Glossary of Terms

All complex subjects have their own terminology that sometimes makes it hard for new people to break into the field. This sometimes includes uncommon words, but more often than not a subject will have very specific meanings for common words - the discussion of errors vs mistakes in this video is a good example of this.

This glossary is a reference of some of the uncommon terms and specific definitions of more common words that you will encounter throughout Data Tree and your broader dealings with data. 

Many of these definitions come from the course materials and experts that helped develop Data Tree. Others come from the CASRAI Dictionary. Those definitions are kindly made available under a Creative Commons Attribution 4.0 International License.

Browse the glossary using this index

Special | A | B | C | D | E | F | G | H | I | J | K | L | M | N | O | P | Q | R | S | T | U | V | W | X | Y | Z | ALL



The variance is a measure of variability, and is often denoted by s2. In simple statistical methods the square root of the variance, s, which is called the standard deviation, is often used more.
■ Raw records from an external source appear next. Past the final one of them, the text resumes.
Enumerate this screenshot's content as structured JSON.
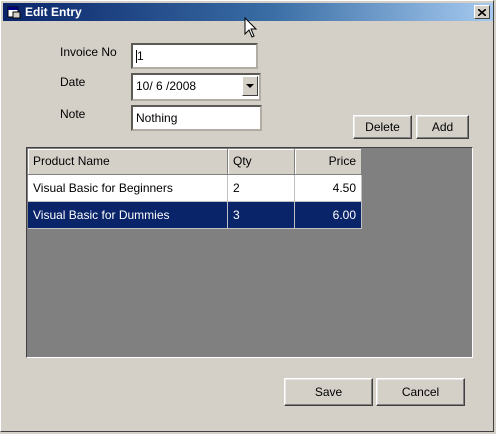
{
  "window": {
    "title": "Edit Entry",
    "icon": "window-app-icon",
    "close_glyph": "×"
  },
  "form": {
    "invoice_label": "Invoice No",
    "invoice_value": "1",
    "date_label": "Date",
    "date_value": "10/ 6 /2008",
    "note_label": "Note",
    "note_value": "Nothing"
  },
  "buttons": {
    "delete": "Delete",
    "add": "Add",
    "save": "Save",
    "cancel": "Cancel"
  },
  "grid": {
    "columns": [
      "Product Name",
      "Qty",
      "Price"
    ],
    "rows": [
      [
        "Visual Basic for Beginners",
        "2",
        "4.50"
      ],
      [
        "Visual Basic for Dummies",
        "3",
        "6.00"
      ]
    ],
    "selected_row": 1
  },
  "colors": {
    "titlebar": "#0a246a",
    "face": "#d4d0c8",
    "selection": "#0a246a",
    "grid_background": "#808080"
  }
}
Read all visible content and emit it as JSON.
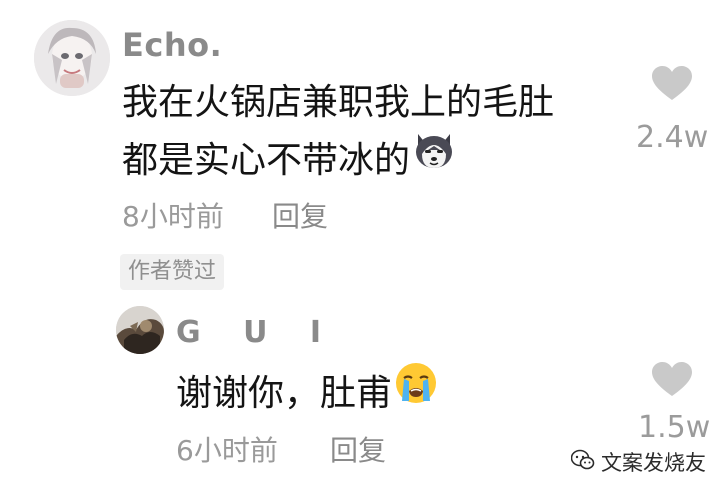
{
  "comment": {
    "username": "Echo.",
    "text_line1": "我在火锅店兼职我上的毛肚",
    "text_line2": "都是实心不带冰的",
    "emoji": "husky-dog-emoji",
    "time": "8小时前",
    "reply_label": "回复",
    "badge": "作者赞过",
    "likes": "2.4w"
  },
  "reply": {
    "username": "G U I",
    "text": "谢谢你，肚甫",
    "emoji": "loudly-crying-emoji",
    "time": "6小时前",
    "reply_label": "回复",
    "likes": "1.5w"
  },
  "watermark": {
    "text": "文案发烧友",
    "icon": "wechat-logo-icon"
  },
  "colors": {
    "text": "#141414",
    "meta": "#9a9a9a",
    "heart": "#c9c9c9",
    "badge_bg": "#f1f1f1"
  }
}
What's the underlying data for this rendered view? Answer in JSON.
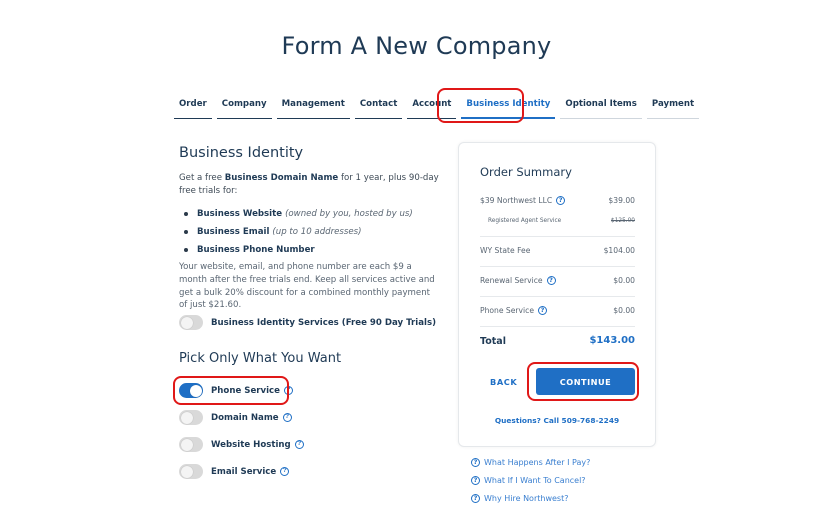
{
  "page": {
    "title": "Form A New Company"
  },
  "tabs": [
    {
      "label": "Order",
      "state": "done"
    },
    {
      "label": "Company",
      "state": "done"
    },
    {
      "label": "Management",
      "state": "done"
    },
    {
      "label": "Contact",
      "state": "done"
    },
    {
      "label": "Account",
      "state": "done"
    },
    {
      "label": "Business Identity",
      "state": "active"
    },
    {
      "label": "Optional Items",
      "state": "future"
    },
    {
      "label": "Payment",
      "state": "future"
    }
  ],
  "business_identity": {
    "title": "Business Identity",
    "intro_prefix": "Get a free ",
    "intro_bold": "Business Domain Name",
    "intro_suffix": " for 1 year, plus 90-day free trials for:",
    "features": [
      {
        "name": "Business Website",
        "note": "(owned by you, hosted by us)"
      },
      {
        "name": "Business Email",
        "note": "(up to 10 addresses)"
      },
      {
        "name": "Business Phone Number",
        "note": ""
      }
    ],
    "description": "Your website, email, and phone number are each $9 a month after the free trials end. Keep all services active and get a bulk 20% discount for a combined monthly payment of just $21.60.",
    "master_toggle": {
      "label": "Business Identity Services (Free 90 Day Trials)",
      "on": false
    }
  },
  "pick": {
    "title": "Pick Only What You Want",
    "options": [
      {
        "label": "Phone Service",
        "on": true
      },
      {
        "label": "Domain Name",
        "on": false
      },
      {
        "label": "Website Hosting",
        "on": false
      },
      {
        "label": "Email Service",
        "on": false
      }
    ]
  },
  "summary": {
    "title": "Order Summary",
    "items": [
      {
        "label": "$39 Northwest LLC",
        "amount": "$39.00"
      },
      {
        "label": "Registered Agent Service",
        "amount": "$125.00"
      },
      {
        "label": "WY State Fee",
        "amount": "$104.00"
      },
      {
        "label": "Renewal Service",
        "amount": "$0.00"
      },
      {
        "label": "Phone Service",
        "amount": "$0.00"
      }
    ],
    "total_label": "Total",
    "total_amount": "$143.00",
    "back_label": "BACK",
    "continue_label": "CONTINUE",
    "questions_label": "Questions? Call 509-768-2249"
  },
  "faq": [
    "What Happens After I Pay?",
    "What If I Want To Cancel?",
    "Why Hire Northwest?"
  ],
  "colors": {
    "accent": "#1f6fc5",
    "heading": "#1f3a55",
    "highlight": "#e01818"
  }
}
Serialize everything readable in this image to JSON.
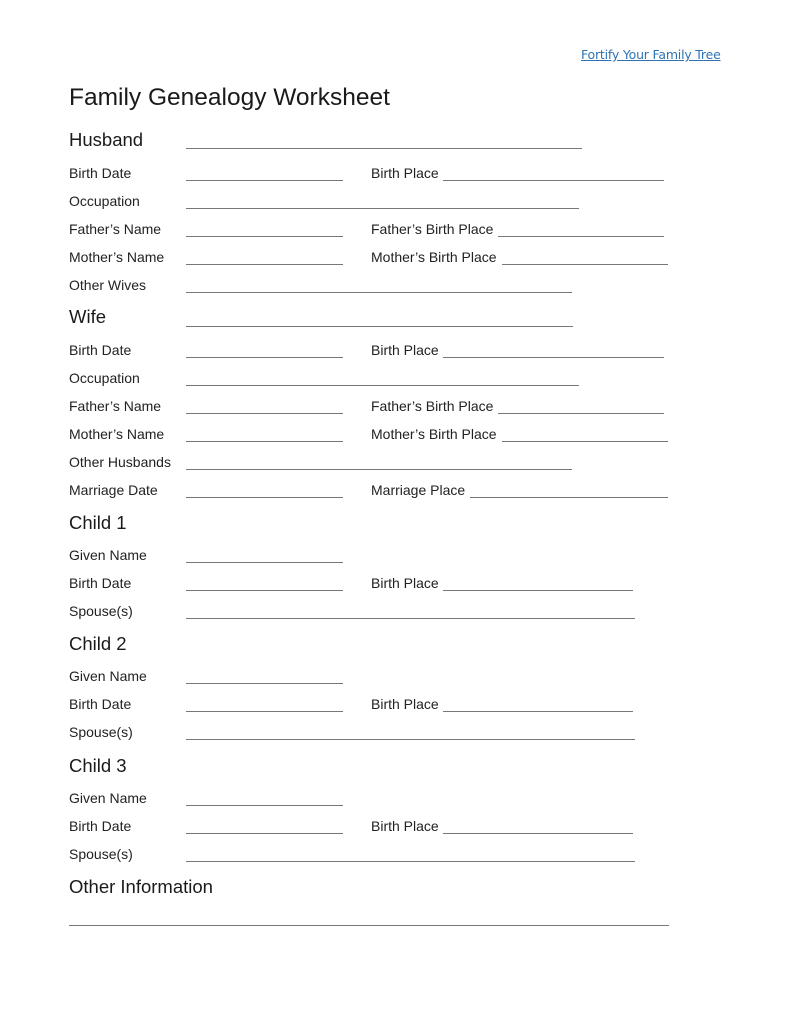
{
  "header": {
    "link_text": "Fortify Your Family Tree",
    "link_color": "#2e74b5",
    "title": "Family Genealogy Worksheet"
  },
  "husband": {
    "heading": "Husband",
    "birth_date": "Birth Date",
    "birth_place": "Birth Place",
    "occupation": "Occupation",
    "fathers_name": "Father’s Name",
    "fathers_birth_place": "Father’s Birth Place",
    "mothers_name": "Mother’s Name",
    "mothers_birth_place": "Mother’s Birth Place",
    "other_spouses": "Other Wives"
  },
  "wife": {
    "heading": "Wife",
    "birth_date": "Birth Date",
    "birth_place": "Birth Place",
    "occupation": "Occupation",
    "fathers_name": "Father’s Name",
    "fathers_birth_place": "Father’s Birth Place",
    "mothers_name": "Mother’s Name",
    "mothers_birth_place": "Mother’s Birth Place",
    "other_spouses": "Other Husbands",
    "marriage_date": "Marriage Date",
    "marriage_place": "Marriage Place"
  },
  "children": [
    {
      "heading": "Child 1",
      "given_name": "Given Name",
      "birth_date": "Birth Date",
      "birth_place": "Birth Place",
      "spouses": "Spouse(s)"
    },
    {
      "heading": "Child 2",
      "given_name": "Given Name",
      "birth_date": "Birth Date",
      "birth_place": "Birth Place",
      "spouses": "Spouse(s)"
    },
    {
      "heading": "Child 3",
      "given_name": "Given Name",
      "birth_date": "Birth Date",
      "birth_place": "Birth Place",
      "spouses": "Spouse(s)"
    }
  ],
  "other": {
    "heading": "Other Information"
  }
}
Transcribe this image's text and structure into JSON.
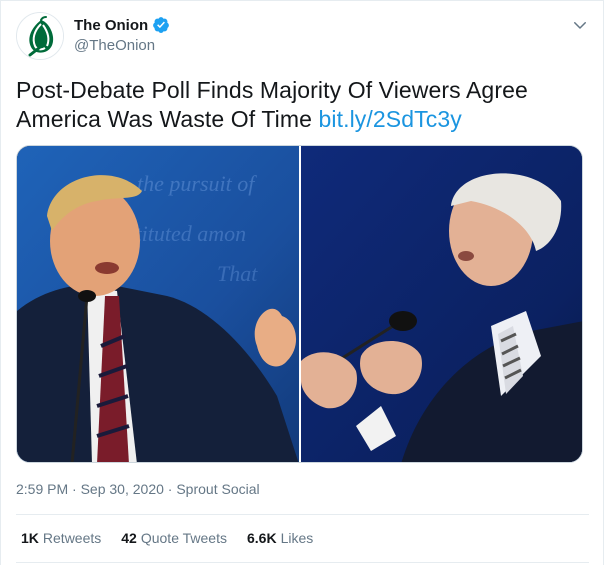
{
  "account": {
    "display_name": "The Onion",
    "handle": "@TheOnion",
    "verified": true
  },
  "icons": {
    "avatar": "onion-logo-icon",
    "verified": "verified-badge-icon",
    "menu": "chevron-down-icon"
  },
  "tweet": {
    "text": "Post-Debate Poll Finds Majority Of Viewers Agree America Was Waste Of Time",
    "link": "bit.ly/2SdTc3y"
  },
  "meta": {
    "time": "2:59 PM",
    "sep1": "·",
    "date": "Sep 30, 2020",
    "sep2": "·",
    "source": "Sprout Social"
  },
  "stats": {
    "retweets": {
      "count": "1K",
      "label": "Retweets"
    },
    "quotes": {
      "count": "42",
      "label": "Quote Tweets"
    },
    "likes": {
      "count": "6.6K",
      "label": "Likes"
    }
  },
  "colors": {
    "link": "#1b95e0",
    "verified": "#1da1f2",
    "brand_green": "#006b3a",
    "secondary_text": "#657786"
  }
}
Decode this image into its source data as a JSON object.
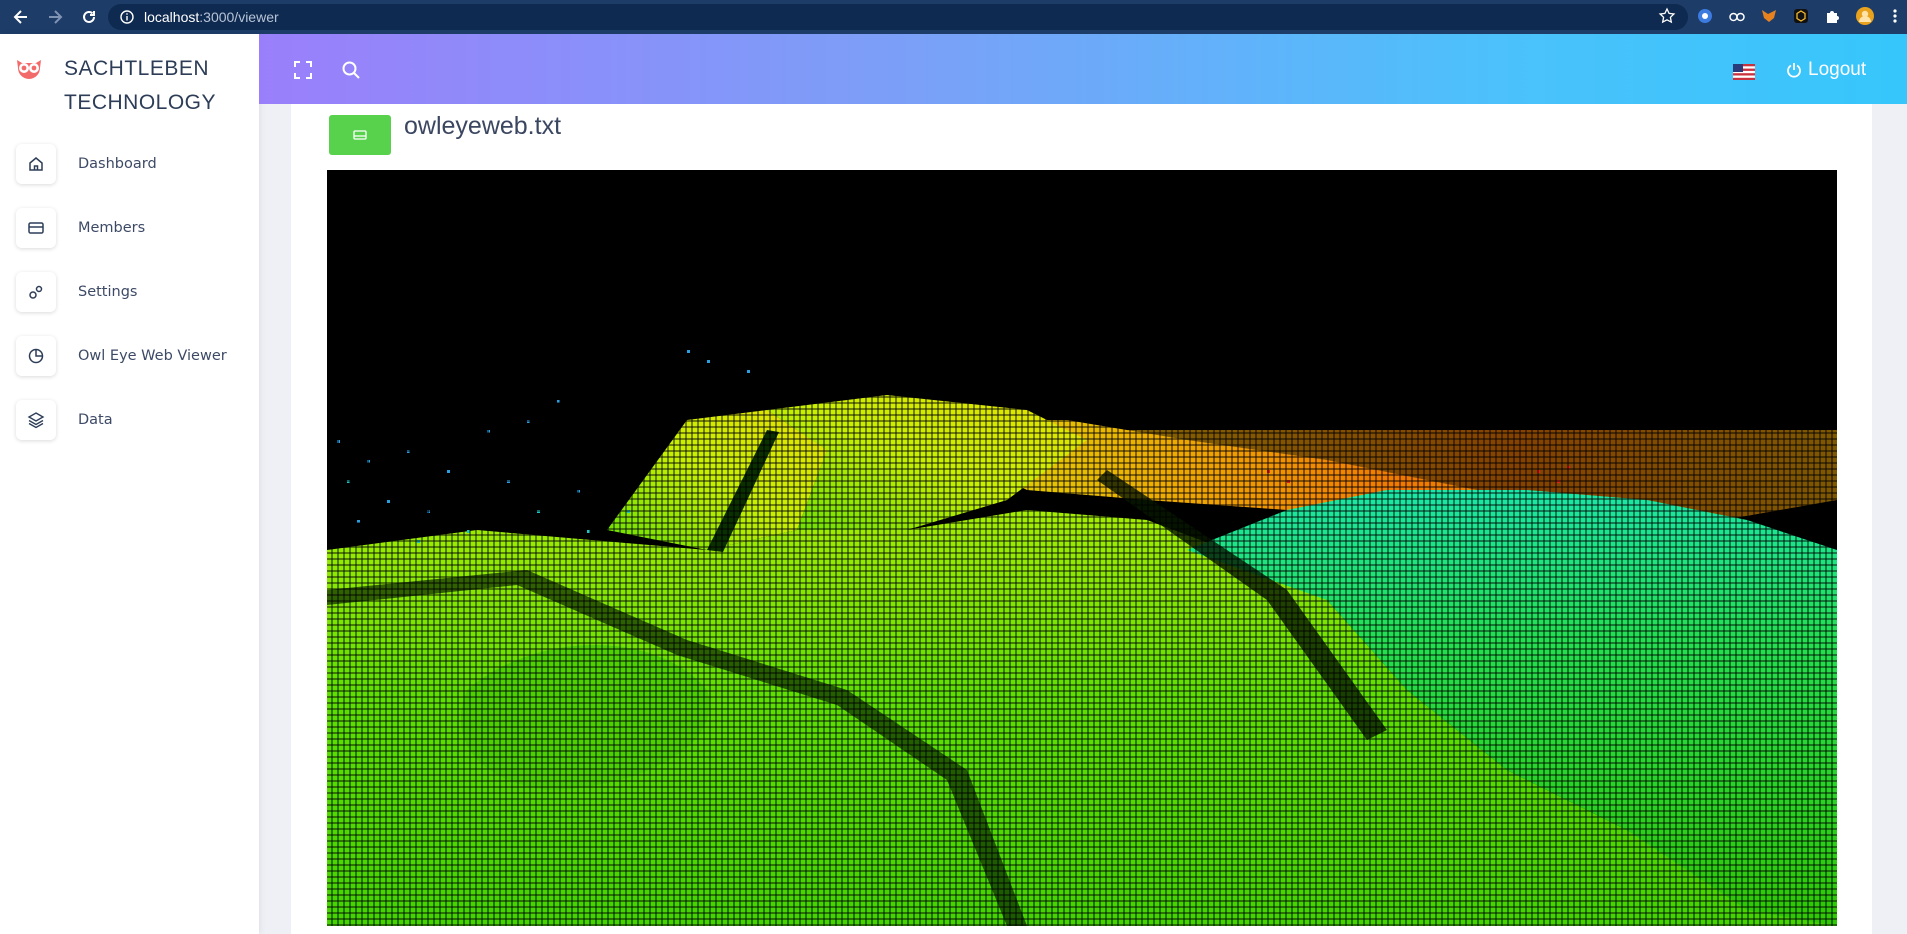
{
  "browser": {
    "url_host": "localhost",
    "url_path": ":3000/viewer"
  },
  "sidebar": {
    "brand_line1": "SACHTLEBEN",
    "brand_line2": "TECHNOLOGY",
    "items": [
      {
        "label": "Dashboard",
        "icon": "home-icon"
      },
      {
        "label": "Members",
        "icon": "credit-card-icon"
      },
      {
        "label": "Settings",
        "icon": "gears-icon"
      },
      {
        "label": "Owl Eye Web Viewer",
        "icon": "pie-chart-icon"
      },
      {
        "label": "Data",
        "icon": "layers-icon"
      }
    ]
  },
  "header": {
    "logout_label": "Logout",
    "language_icon": "us-flag-icon"
  },
  "main": {
    "file_name": "owleyeweb.txt"
  },
  "colors": {
    "header_gradient_start": "#9a7ffb",
    "header_gradient_end": "#36c6fb",
    "file_button": "#58d24c",
    "viewer_background": "#000000"
  }
}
The standard deviation has the same units as the data themselves and is therefore easier to interpret. The variance becomes more useful in its own right when the contribution of different sources of variation are being assessed. This leads to a presentation called the “analysis of variance”, often written as ANOVA.

Version control

Control over time of data, computer code, software, and documents that allows for the ability to revert to a previous revision, which is critical for data traceability, tracking edits, and correcting mistakes. Version control generates a (changed) copy of a data object that is uniquely labeled with a version number. The intent is to track changes to a data object, by making versioned copies. Note that a version is different from a backup copy, which is typically a copy made at a specific point in time, or a replica. 

- CASRAI Dictionary

Version control is very popular in programming, and many coders use Git or Subversion to track changes to their scripts  and other text-based files. Other, simpler version control systems include things like MS Word's "track changes" feature, and the feature that many cloud storage facilities such as Dropbox and Google Drive have that allows users to revert to previous versions of documents stored in their systems for limited periods.


Representing data visually to enable understanding of its significance; to highlight patterns and trends that might otherwise be missed; to communicate data quickly and in a meaningful way.